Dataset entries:
● ● ● ● ●

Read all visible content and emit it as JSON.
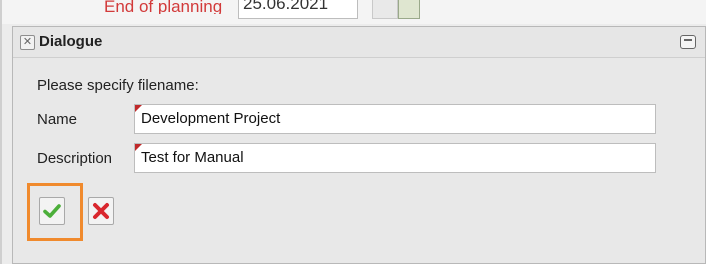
{
  "background": {
    "label": "End of planning",
    "date": "25.06.2021"
  },
  "dialog": {
    "title": "Dialogue",
    "prompt": "Please specify filename:",
    "fields": [
      {
        "label": "Name",
        "value": "Development Project"
      },
      {
        "label": "Description",
        "value": "Test for Manual"
      }
    ],
    "ok_icon": "check-icon",
    "cancel_icon": "cross-icon",
    "colors": {
      "required_marker": "#c0292a",
      "highlight": "#f08a2d",
      "ok_green": "#4caf3a",
      "cancel_red": "#d9272e"
    }
  }
}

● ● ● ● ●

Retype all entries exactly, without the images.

:: Output for this task ::
Read all visible content and emit it as JSON.
{
  "background": {
    "label": "End of planning",
    "date": "25.06.2021"
  },
  "dialog": {
    "title": "Dialogue",
    "prompt": "Please specify filename:",
    "fields": [
      {
        "label": "Name",
        "value": "Development Project"
      },
      {
        "label": "Description",
        "value": "Test for Manual"
      }
    ],
    "ok_icon": "check-icon",
    "cancel_icon": "cross-icon",
    "colors": {
      "required_marker": "#c0292a",
      "highlight": "#f08a2d",
      "ok_green": "#4caf3a",
      "cancel_red": "#d9272e"
    }
  }
}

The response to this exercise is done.